Change is endemic in universities. Researchers interrogate existing theories to devise new solutions, and teaching staff impart knowledge and ideas to students who, in turn, debate issues and seek new knowledge – all to effect positive change in communities locally and abroad. A change of government invariably brings change for universities, too, with priorities for higher education adapting to meet the shifting demands of the global economic and social climate.
Change is implicit in Curtin’s strategic plan, under which the University has been operating since the start of 2013. To be a recognised international leader in research and education requires dynamic people, groundbreaking research, innovative teaching methods and more intimate ways to engage with communities. Curtin is fortunate to have these attributes upon which to further develop.
At Curtin Business School, researchers have investigated the housing priorities people have and what’s needed to bring about change in the urban landscape to ensure their wellbeing and that of the environment.

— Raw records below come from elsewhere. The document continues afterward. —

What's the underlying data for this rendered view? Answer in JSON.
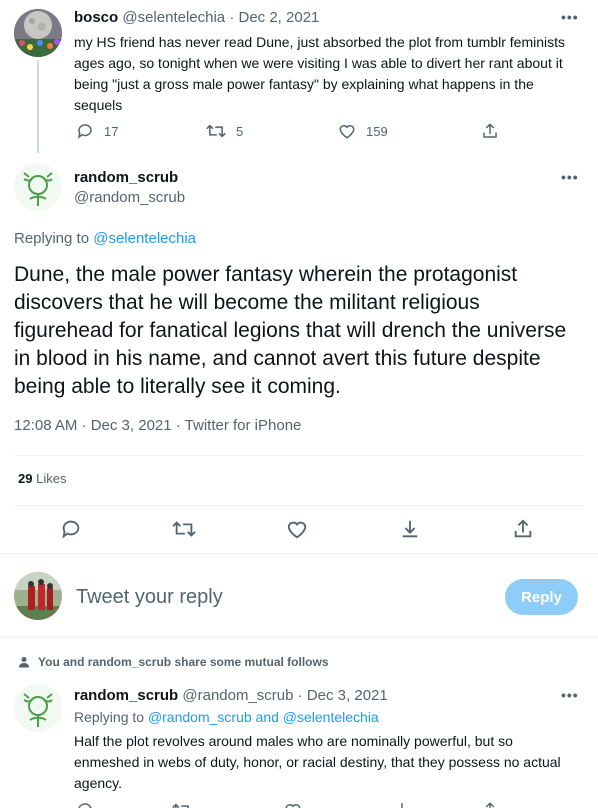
{
  "tweet1": {
    "display_name": "bosco",
    "handle": "@selentelechia",
    "date": "Dec 2, 2021",
    "text": "my HS friend has never read Dune, just absorbed the plot from tumblr feminists ages ago, so tonight when we were visiting I was able to divert her rant about it being \"just a gross male power fantasy\" by explaining what happens in the sequels",
    "replies": "17",
    "retweets": "5",
    "likes": "159"
  },
  "main_tweet": {
    "display_name": "random_scrub",
    "handle": "@random_scrub",
    "replying_prefix": "Replying to",
    "replying_to": "@selentelechia",
    "text": "Dune, the male power fantasy wherein the protagonist discovers that he will become the militant religious figurehead for fanatical legions that will drench the universe in blood in his name, and cannot avert this future despite being able to literally see it coming.",
    "timestamp": "12:08 AM · Dec 3, 2021 · Twitter for iPhone",
    "likes_count": "29",
    "likes_label": "Likes"
  },
  "composer": {
    "placeholder": "Tweet your reply",
    "reply_label": "Reply"
  },
  "mutual_notice": "You and random_scrub share some mutual follows",
  "tweet3": {
    "display_name": "random_scrub",
    "handle": "@random_scrub",
    "date": "Dec 3, 2021",
    "replying_prefix": "Replying to",
    "replying_to": "@random_scrub and @selentelechia",
    "text": "Half the plot revolves around males who are nominally powerful, but so enmeshed in webs of duty, honor, or racial destiny, that they possess no actual agency."
  },
  "separator": "·",
  "more_glyph": "•••",
  "colors": {
    "accent": "#1d9bf0",
    "muted": "#536471",
    "reply_button": "#8ecdf8"
  }
}
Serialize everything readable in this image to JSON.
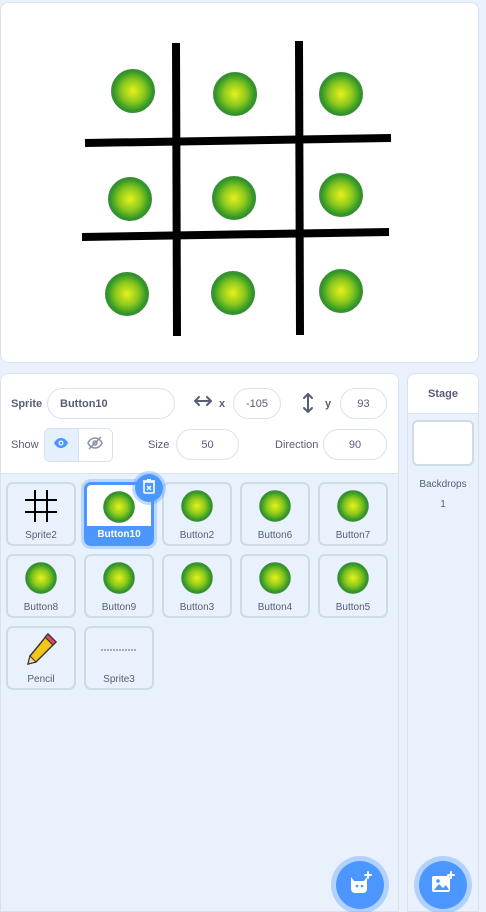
{
  "sprite_info": {
    "sprite_label": "Sprite",
    "sprite_name": "Button10",
    "x_label": "x",
    "x_value": "-105",
    "y_label": "y",
    "y_value": "93",
    "show_label": "Show",
    "size_label": "Size",
    "size_value": "50",
    "direction_label": "Direction",
    "direction_value": "90",
    "visible": true
  },
  "sprites": [
    {
      "name": "Sprite2",
      "thumb": "grid-icon",
      "selected": false
    },
    {
      "name": "Button10",
      "thumb": "green-button",
      "selected": true
    },
    {
      "name": "Button2",
      "thumb": "green-button",
      "selected": false
    },
    {
      "name": "Button6",
      "thumb": "green-button",
      "selected": false
    },
    {
      "name": "Button7",
      "thumb": "green-button",
      "selected": false
    },
    {
      "name": "Button8",
      "thumb": "green-button",
      "selected": false
    },
    {
      "name": "Button9",
      "thumb": "green-button",
      "selected": false
    },
    {
      "name": "Button3",
      "thumb": "green-button",
      "selected": false
    },
    {
      "name": "Button4",
      "thumb": "green-button",
      "selected": false
    },
    {
      "name": "Button5",
      "thumb": "green-button",
      "selected": false
    },
    {
      "name": "Pencil",
      "thumb": "pencil-icon",
      "selected": false
    },
    {
      "name": "Sprite3",
      "thumb": "line-icon",
      "selected": false
    }
  ],
  "stage_panel": {
    "title": "Stage",
    "backdrops_label": "Backdrops",
    "backdrops_count": "1"
  },
  "icons": {
    "x_axis": "horizontal-arrows-icon",
    "y_axis": "vertical-arrows-icon",
    "show": "eye-icon",
    "hide": "eye-slash-icon",
    "delete": "trash-icon",
    "choose_sprite": "cat-plus-icon",
    "choose_backdrop": "image-plus-icon"
  },
  "colors": {
    "accent": "#4c97ff",
    "panel_bg": "#e9f1fc",
    "button_green_dark": "#2f9a2a",
    "button_green_light": "#e6f21a"
  }
}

Associate Professor Ben Mullins and his team in the School of Public Health have developed the first simulated model of a breathing lung. In ‘A breath of fresh air’, read about how this important technology will enable more targeted treatment for the many sufferers of asthma and chronic respiratory illnesses.
Also in health sciences, Western Australia’s first Professor of Midwifery, Yvonne Hauck, is guiding midwifery research for the future, encouraging a new generation of midwives to embed research into their clinical work.
Curtin alumnus and Australia Awards Scholarship recipient Ahmad Agus Setiawan is putting his PhD into practice, installing his award-winning technology to deliver power and water to remote communities in Indonesia.
Our cover story on Julian Donaldson exemplifies the longstanding contribution Curtin alumni make to community. The ever-evolving Perth International Arts Festival continues to grow in size and stature, thanks in no small part to its general manager, who has been in the role since 2005.
In closing, Curtin welcomes Professor Deborah Terry as its new Vice- Chancellor in February 2014. The University has prospered under the leadership of Professor Jeanette Hacket AM, who retired from the position in August. Indeed, it has been my great privilege as Acting Vice-Chancellor since then to steer Curtin further along the path of evolution to the greater success we can look forward to with Professor Terry at the helm.
Greetings to you and your families for the holiday season.
Professor Colin Stirling